The result with all its benefits you can see above.

  1. A page = a screen. Using such solution provides you with a lot of space around every screen. Put down some thoughts, notes and explanations.
  2. The main frame of the app can serve as a stencil when drawing new screens. Speeds ups the drawing process and keeps the notebook full of drawings clean and consistent.
  3. In addition, the space around every screen serves as a place for pop-up windows, dialog boxes and other elements made from post-it papers.
  4. The main frame stencil can hide all the stuff around a screen and turns a set of described wireframes into a testable prototype in a moment.

Take such prototype anywhere, create new screens in a bus or train, test with your mates during a coffee break and finally archive it next to your past prototypes.

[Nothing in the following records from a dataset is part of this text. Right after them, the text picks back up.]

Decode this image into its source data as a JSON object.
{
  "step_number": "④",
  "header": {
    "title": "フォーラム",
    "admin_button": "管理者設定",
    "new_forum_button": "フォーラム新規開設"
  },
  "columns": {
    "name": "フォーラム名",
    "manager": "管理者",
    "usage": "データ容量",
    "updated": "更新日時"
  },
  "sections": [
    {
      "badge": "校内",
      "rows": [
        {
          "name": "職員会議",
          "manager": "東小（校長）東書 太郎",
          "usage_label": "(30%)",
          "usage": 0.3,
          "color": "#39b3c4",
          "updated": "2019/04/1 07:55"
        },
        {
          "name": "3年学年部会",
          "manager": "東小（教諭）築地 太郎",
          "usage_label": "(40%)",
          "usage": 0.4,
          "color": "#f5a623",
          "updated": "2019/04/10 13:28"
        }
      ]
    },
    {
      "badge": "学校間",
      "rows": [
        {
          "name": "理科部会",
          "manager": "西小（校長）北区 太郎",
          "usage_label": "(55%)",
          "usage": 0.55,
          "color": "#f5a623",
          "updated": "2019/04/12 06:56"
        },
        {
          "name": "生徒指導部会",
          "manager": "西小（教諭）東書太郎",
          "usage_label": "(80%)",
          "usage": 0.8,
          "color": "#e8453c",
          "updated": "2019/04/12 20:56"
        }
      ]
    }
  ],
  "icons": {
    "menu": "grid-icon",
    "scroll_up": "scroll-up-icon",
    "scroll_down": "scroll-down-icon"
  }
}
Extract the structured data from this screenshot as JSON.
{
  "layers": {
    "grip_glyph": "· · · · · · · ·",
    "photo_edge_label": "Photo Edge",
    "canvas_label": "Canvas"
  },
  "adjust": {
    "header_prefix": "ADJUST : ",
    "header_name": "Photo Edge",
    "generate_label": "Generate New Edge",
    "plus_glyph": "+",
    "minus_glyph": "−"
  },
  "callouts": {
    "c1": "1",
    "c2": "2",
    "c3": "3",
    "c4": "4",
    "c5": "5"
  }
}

Worth trying, isn’t it?

Credits: Ondřej Válka

Interactive Sketching Notation 0.1

Thursday, October 29th, 2009

After being inspired by people’s UI sketches for almost a year now, only naturally, my own approach to drawn user interactions with pen and paper began emerging. This personal compilation of the various techniques which I find relevant, is being published as the so called Interactive Sketching Notation. The general idea behind this notation is the desire to visualize user interface states as well as user actions in a clear and rapid manner. This of course, as the version number implies, is an emerging visual language for sketching interactions which I hope to continue to evolve and improve well into the future. Thanks again to all those who made this possible and please let me know if you find it helpful or have any recommendations. If this inspires your own approach to sketching, I would also love to see some samples of how people use this. .

Download the PDF directly.

Credits: Jakub Linowski


Tuesday, October 20th, 2009

Here is an idea for representing narrative or user actions inside a wireframe. As an alternative to flows I wanted to showcase what the user is doing right in the context of the interface. For this, a simple clickable hand symbol was used with a wireframe reference inside of it. This was meant as to suggest that a click causes a new wireframe to appear. The value of such an approach to flows, can be that the readers of this documentation do not have to flip through pages to refer to flows to understand what the user is doing. Flows can be said to diverge away from the concreteness of a wireframe into abstraction. Here, instead, the flow of user activity is coming closer in on the interface.

Credits: Jakub Linowski